■ **Your assignment**: Return each line of the entries that holds the string "modified".

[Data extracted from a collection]
%%

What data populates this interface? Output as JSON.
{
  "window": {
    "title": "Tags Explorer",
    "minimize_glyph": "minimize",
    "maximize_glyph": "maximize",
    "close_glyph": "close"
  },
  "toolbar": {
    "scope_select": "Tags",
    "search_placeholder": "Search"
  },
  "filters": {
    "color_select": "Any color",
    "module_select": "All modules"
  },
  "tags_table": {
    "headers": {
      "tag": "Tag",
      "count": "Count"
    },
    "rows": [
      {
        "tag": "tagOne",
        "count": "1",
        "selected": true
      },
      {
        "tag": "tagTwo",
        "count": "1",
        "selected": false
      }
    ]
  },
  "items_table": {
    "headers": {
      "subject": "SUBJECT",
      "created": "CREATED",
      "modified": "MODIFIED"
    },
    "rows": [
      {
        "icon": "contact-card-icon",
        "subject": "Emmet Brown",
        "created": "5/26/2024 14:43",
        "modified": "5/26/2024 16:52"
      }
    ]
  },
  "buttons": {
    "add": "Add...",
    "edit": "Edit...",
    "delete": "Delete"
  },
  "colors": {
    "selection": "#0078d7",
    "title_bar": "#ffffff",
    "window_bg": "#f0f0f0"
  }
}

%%

■ **Solved problem**:
      "modified": "MODIFIED"
        "modified": "5/26/2024 16:52"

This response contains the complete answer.